Are you a Management Consultant?
The decision for pricing a product or service isn’t as simple as it seems. It is a key consideration for executives. Pricing way above the rival products risks not attracting the required customers while charging way below the competitor products could be equally detrimental.
Manufacturers can utilize research to have a better understanding on what consumers are willing to pay for a product. There are a host of research-based pricing approaches available—e.g., Monadic, Sequential Monadic, Conjoint Analysis, Van Westendorp Price Sensitivity Meter etc.—however, researchers often get confused on which one to use in a given product development phase. Let’s discuss the Van Westendorp Price Sensitivity Meter approach for now.
The Price Sensitivity Meter (PSM) is an easy-to-use method of evaluating price of a new product. The method was developed by Peter Van Westendorp in 1976. Through the PSM approach, consumers undergo a short survey where they answer 4 questions about their price expectations. These answers are used to determine the maximum amount a consumer is willing to pay for a particular product and how higher the price be set for the customer to still buy the product.
The approach offers a ball-park figure for the price of a product, is easy to administer, requires less effort from the consumers, and the PSM results are communicated in the form of simple diagrams. The approach, however, surveys only the “willingness to pay” attribute of a product, and is more appropriate for innovative products—as it is not easy to determine prices with competing products using this approach. PSM analysis should be a part of your Pricing Strategy process.
The PSM approach encompasses the following key phases:
- Plan and Execute Market Research Survey
- Analyze Data
- Evaluate Intersections to Determine Price
Let’s discuss the first 2 phases of the approach.
Plan and Execute Market Research Survey
The initial phase of the PSM research entails deciding on the medium of the study and planning the logistics, design, resources, guidelines, and governance protocols for the survey. More specifically, the phase involves:
- Preparing the field research plans.
- Determining whether the survey should be conducted online, telephonically, or face-to-face.
- Identifying the consumers (respondents).
- Assigning the required resources to the survey.
- Getting the data collection tools and research instrument (questionnaire) ready.
- The questionnaire includes the following questions:
- At what price the product would become so expensive for you to even consider buying it?
- Indicate the price that is expensive for you but you would still buy the product?
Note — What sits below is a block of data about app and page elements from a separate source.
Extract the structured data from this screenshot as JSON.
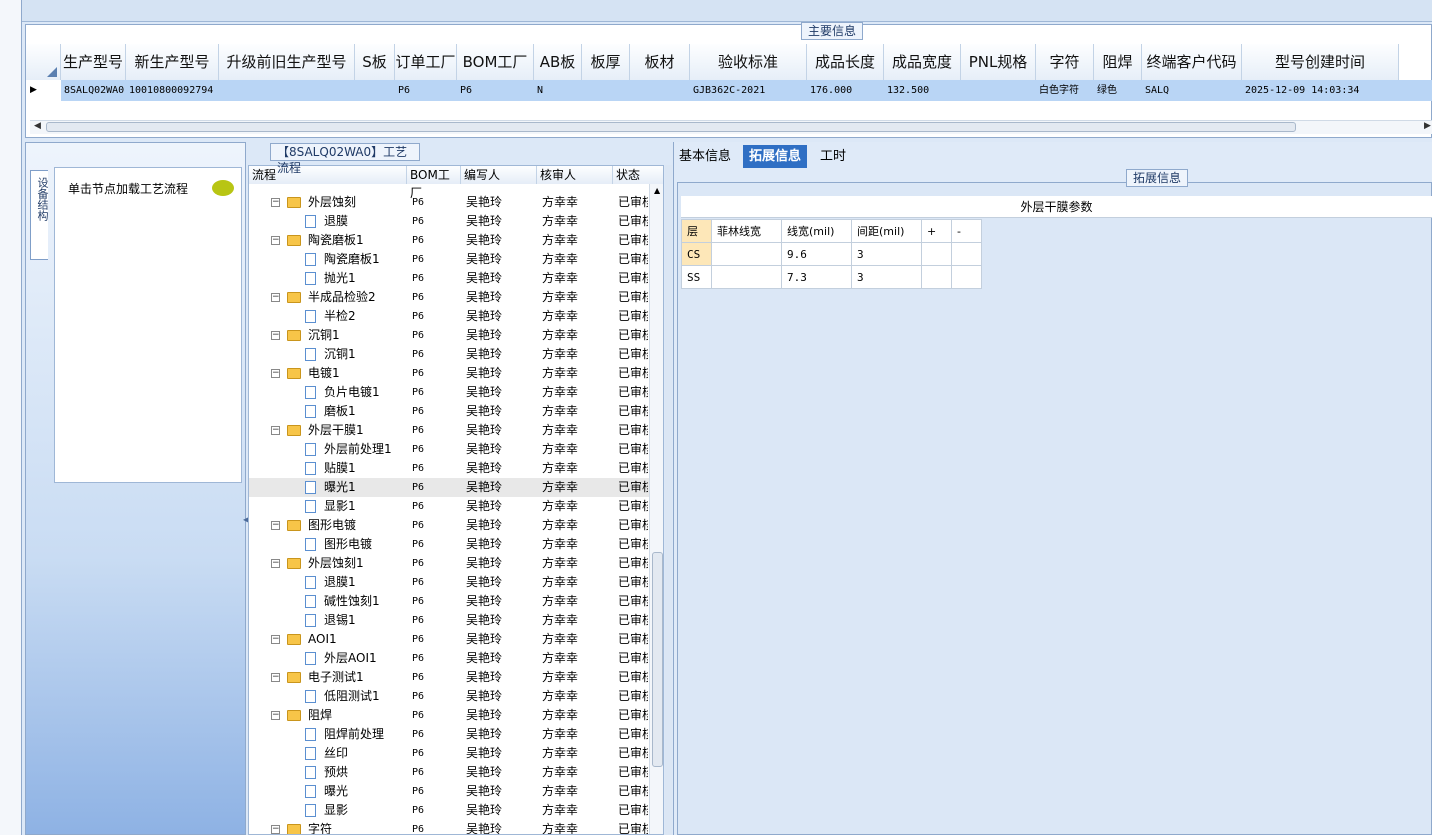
{
  "main": {
    "group_title": "主要信息",
    "columns": [
      "生产型号",
      "新生产型号",
      "升级前旧生产型号",
      "S板",
      "订单工厂",
      "BOM工厂",
      "AB板",
      "板厚",
      "板材",
      "验收标准",
      "成品长度",
      "成品宽度",
      "PNL规格",
      "字符",
      "阻焊",
      "终端客户代码",
      "型号创建时间"
    ],
    "row": [
      "8SALQ02WA0",
      "10010800092794",
      "",
      "",
      "P6",
      "P6",
      "N",
      "",
      "",
      "GJB362C-2021",
      "176.000",
      "132.500",
      "",
      "白色字符",
      "绿色",
      "SALQ",
      "2025-12-09 14:03:34"
    ]
  },
  "flow": {
    "group_title": "【8SALQ02WA0】工艺流程",
    "side_tab": "设备结构",
    "hint": "单击节点加载工艺流程",
    "headers": [
      "流程",
      "BOM工厂",
      "编写人",
      "核审人",
      "状态"
    ],
    "rows": [
      {
        "name": "外层蚀刻",
        "lvl": 0,
        "bom": "P6",
        "writer": "吴艳玲",
        "reviewer": "方幸幸",
        "status": "已审核"
      },
      {
        "name": "退膜",
        "lvl": 1,
        "bom": "P6",
        "writer": "吴艳玲",
        "reviewer": "方幸幸",
        "status": "已审核"
      },
      {
        "name": "陶瓷磨板1",
        "lvl": 0,
        "bom": "P6",
        "writer": "吴艳玲",
        "reviewer": "方幸幸",
        "status": "已审核"
      },
      {
        "name": "陶瓷磨板1",
        "lvl": 1,
        "bom": "P6",
        "writer": "吴艳玲",
        "reviewer": "方幸幸",
        "status": "已审核"
      },
      {
        "name": "抛光1",
        "lvl": 1,
        "bom": "P6",
        "writer": "吴艳玲",
        "reviewer": "方幸幸",
        "status": "已审核"
      },
      {
        "name": "半成品检验2",
        "lvl": 0,
        "bom": "P6",
        "writer": "吴艳玲",
        "reviewer": "方幸幸",
        "status": "已审核"
      },
      {
        "name": "半检2",
        "lvl": 1,
        "bom": "P6",
        "writer": "吴艳玲",
        "reviewer": "方幸幸",
        "status": "已审核"
      },
      {
        "name": "沉铜1",
        "lvl": 0,
        "bom": "P6",
        "writer": "吴艳玲",
        "reviewer": "方幸幸",
        "status": "已审核"
      },
      {
        "name": "沉铜1",
        "lvl": 1,
        "bom": "P6",
        "writer": "吴艳玲",
        "reviewer": "方幸幸",
        "status": "已审核"
      },
      {
        "name": "电镀1",
        "lvl": 0,
        "bom": "P6",
        "writer": "吴艳玲",
        "reviewer": "方幸幸",
        "status": "已审核"
      },
      {
        "name": "负片电镀1",
        "lvl": 1,
        "bom": "P6",
        "writer": "吴艳玲",
        "reviewer": "方幸幸",
        "status": "已审核"
      },
      {
        "name": "磨板1",
        "lvl": 1,
        "bom": "P6",
        "writer": "吴艳玲",
        "reviewer": "方幸幸",
        "status": "已审核"
      },
      {
        "name": "外层干膜1",
        "lvl": 0,
        "bom": "P6",
        "writer": "吴艳玲",
        "reviewer": "方幸幸",
        "status": "已审核"
      },
      {
        "name": "外层前处理1",
        "lvl": 1,
        "bom": "P6",
        "writer": "吴艳玲",
        "reviewer": "方幸幸",
        "status": "已审核"
      },
      {
        "name": "贴膜1",
        "lvl": 1,
        "bom": "P6",
        "writer": "吴艳玲",
        "reviewer": "方幸幸",
        "status": "已审核"
      },
      {
        "name": "曝光1",
        "lvl": 1,
        "bom": "P6",
        "writer": "吴艳玲",
        "reviewer": "方幸幸",
        "status": "已审核",
        "selected": true
      },
      {
        "name": "显影1",
        "lvl": 1,
        "bom": "P6",
        "writer": "吴艳玲",
        "reviewer": "方幸幸",
        "status": "已审核"
      },
      {
        "name": "图形电镀",
        "lvl": 0,
        "bom": "P6",
        "writer": "吴艳玲",
        "reviewer": "方幸幸",
        "status": "已审核"
      },
      {
        "name": "图形电镀",
        "lvl": 1,
        "bom": "P6",
        "writer": "吴艳玲",
        "reviewer": "方幸幸",
        "status": "已审核"
      },
      {
        "name": "外层蚀刻1",
        "lvl": 0,
        "bom": "P6",
        "writer": "吴艳玲",
        "reviewer": "方幸幸",
        "status": "已审核"
      },
      {
        "name": "退膜1",
        "lvl": 1,
        "bom": "P6",
        "writer": "吴艳玲",
        "reviewer": "方幸幸",
        "status": "已审核"
      },
      {
        "name": "碱性蚀刻1",
        "lvl": 1,
        "bom": "P6",
        "writer": "吴艳玲",
        "reviewer": "方幸幸",
        "status": "已审核"
      },
      {
        "name": "退锡1",
        "lvl": 1,
        "bom": "P6",
        "writer": "吴艳玲",
        "reviewer": "方幸幸",
        "status": "已审核"
      },
      {
        "name": "AOI1",
        "lvl": 0,
        "bom": "P6",
        "writer": "吴艳玲",
        "reviewer": "方幸幸",
        "status": "已审核"
      },
      {
        "name": "外层AOI1",
        "lvl": 1,
        "bom": "P6",
        "writer": "吴艳玲",
        "reviewer": "方幸幸",
        "status": "已审核"
      },
      {
        "name": "电子测试1",
        "lvl": 0,
        "bom": "P6",
        "writer": "吴艳玲",
        "reviewer": "方幸幸",
        "status": "已审核"
      },
      {
        "name": "低阻测试1",
        "lvl": 1,
        "bom": "P6",
        "writer": "吴艳玲",
        "reviewer": "方幸幸",
        "status": "已审核"
      },
      {
        "name": "阻焊",
        "lvl": 0,
        "bom": "P6",
        "writer": "吴艳玲",
        "reviewer": "方幸幸",
        "status": "已审核"
      },
      {
        "name": "阻焊前处理",
        "lvl": 1,
        "bom": "P6",
        "writer": "吴艳玲",
        "reviewer": "方幸幸",
        "status": "已审核"
      },
      {
        "name": "丝印",
        "lvl": 1,
        "bom": "P6",
        "writer": "吴艳玲",
        "reviewer": "方幸幸",
        "status": "已审核"
      },
      {
        "name": "预烘",
        "lvl": 1,
        "bom": "P6",
        "writer": "吴艳玲",
        "reviewer": "方幸幸",
        "status": "已审核"
      },
      {
        "name": "曝光",
        "lvl": 1,
        "bom": "P6",
        "writer": "吴艳玲",
        "reviewer": "方幸幸",
        "status": "已审核"
      },
      {
        "name": "显影",
        "lvl": 1,
        "bom": "P6",
        "writer": "吴艳玲",
        "reviewer": "方幸幸",
        "status": "已审核"
      },
      {
        "name": "字符",
        "lvl": 0,
        "bom": "P6",
        "writer": "吴艳玲",
        "reviewer": "方幸幸",
        "status": "已审核"
      }
    ]
  },
  "right": {
    "tabs": [
      "基本信息",
      "拓展信息",
      "工时"
    ],
    "group_title": "拓展信息",
    "table_title": "外层干膜参数",
    "headers": [
      "层",
      "菲林线宽",
      "线宽(mil)",
      "间距(mil)",
      "+",
      "-"
    ],
    "rows": [
      [
        "CS",
        "",
        "9.6",
        "3",
        "",
        ""
      ],
      [
        "SS",
        "",
        "7.3",
        "3",
        "",
        ""
      ]
    ]
  }
}
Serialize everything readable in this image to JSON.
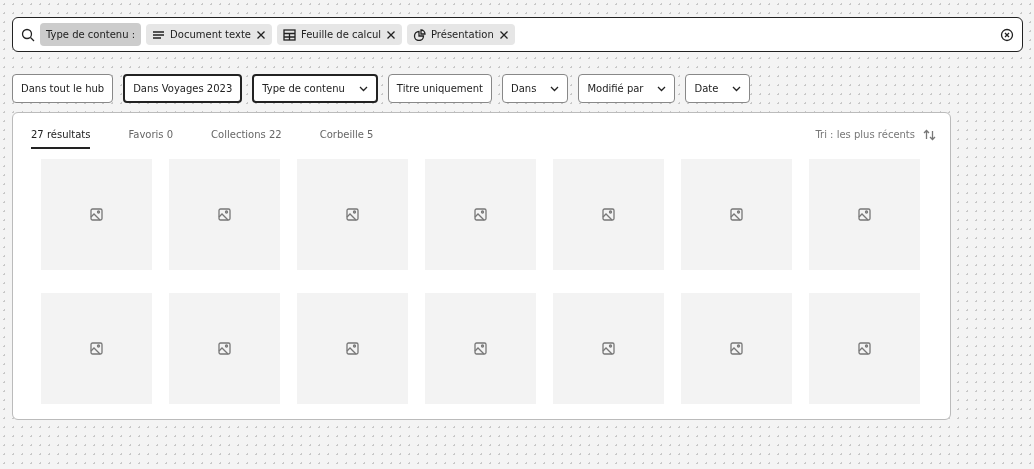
{
  "search": {
    "label": "Type de contenu :",
    "chips": [
      {
        "kind": "text",
        "label": "Document texte"
      },
      {
        "kind": "sheet",
        "label": "Feuille de calcul"
      },
      {
        "kind": "slides",
        "label": "Présentation"
      }
    ]
  },
  "filters": [
    {
      "label": "Dans tout le hub",
      "dropdown": false,
      "selected": false
    },
    {
      "label": "Dans Voyages 2023",
      "dropdown": false,
      "selected": true
    },
    {
      "label": "Type de contenu",
      "dropdown": true,
      "selected": true
    },
    {
      "label": "Titre uniquement",
      "dropdown": false,
      "selected": false
    },
    {
      "label": "Dans",
      "dropdown": true,
      "selected": false
    },
    {
      "label": "Modifié par",
      "dropdown": true,
      "selected": false
    },
    {
      "label": "Date",
      "dropdown": true,
      "selected": false
    }
  ],
  "tabs": [
    {
      "label": "27 résultats",
      "selected": true
    },
    {
      "label": "Favoris 0",
      "selected": false
    },
    {
      "label": "Collections 22",
      "selected": false
    },
    {
      "label": "Corbeille 5",
      "selected": false
    }
  ],
  "sort": "Tri : les plus récents"
}
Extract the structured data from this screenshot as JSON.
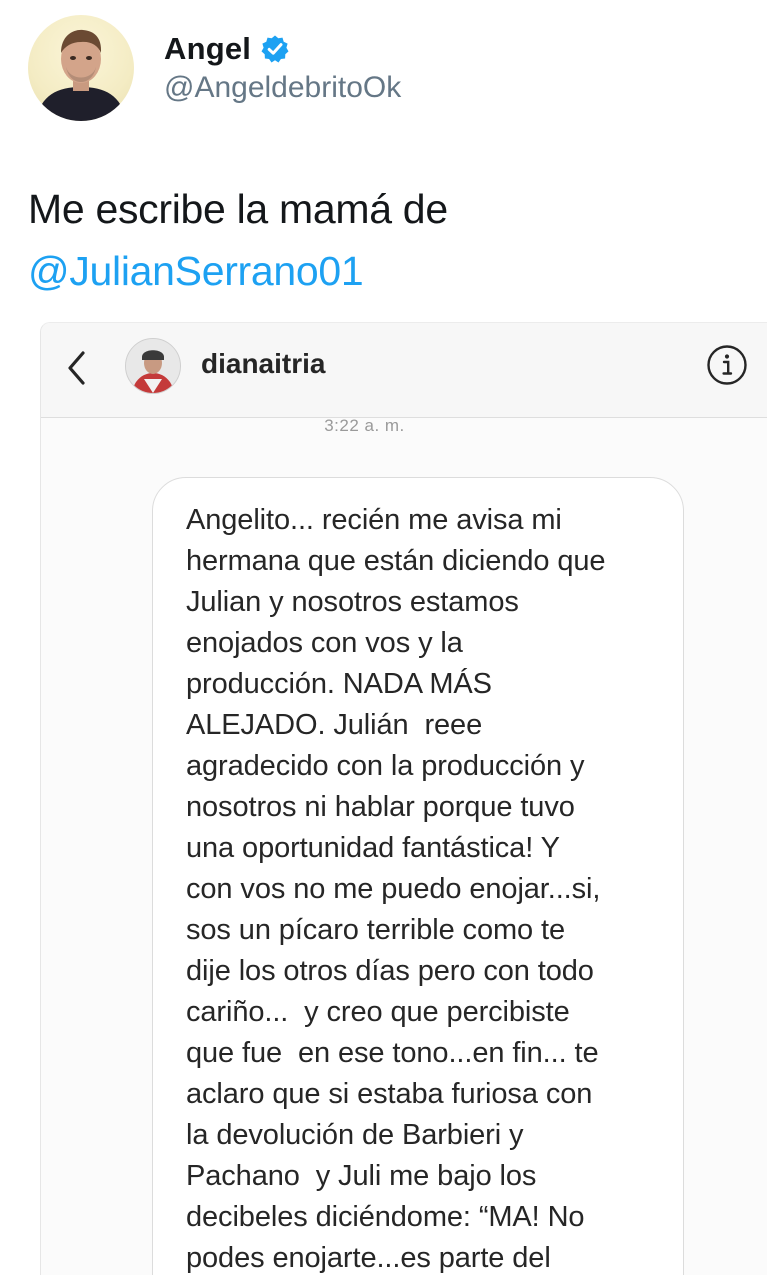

- What would be the price that is too cheap for the product where you would start doubting its quality and not buy it?
- Indicate the price of the product where you would consider it a great value for money (a bargain)?
- Gathering data from the survey participants.
The second phase pertains to analyzing the respondents’ data from the field survey. This is done once the field data has been validated and cleansed of any inconsistent errors. The steps taken in this phase include:
- Ordering the 4 questions in a manner that it ranks prices as “Too Cheap,” “Bargain,” “Getting Expensive,” and “Too Expensive.” The values of these ranks should be kept in numeric dollar values.
- Plotting the responses of the survey participants on a graph.
- Depicting the prices on the X-axis.
- Representing the percentage of consumers who quoted the respective price (i.e. the cumulative frequency) on the Y-axis.
- Reversing the values of the two curves.
- The curves with the values “Too Cheap” and “Too Expensive” are drawn with inverse values. This creates two other curves. These curves show the percentage of consumers who regard prices as “Getting Expensive” and “Bargain”.
Interested in learning more about the other phase of the Van Westendorp Price Sensitivity Meter? You can download an editable PowerPoint on the Price Sensitivity Meter (PSM) here on the Flevy documents marketplace.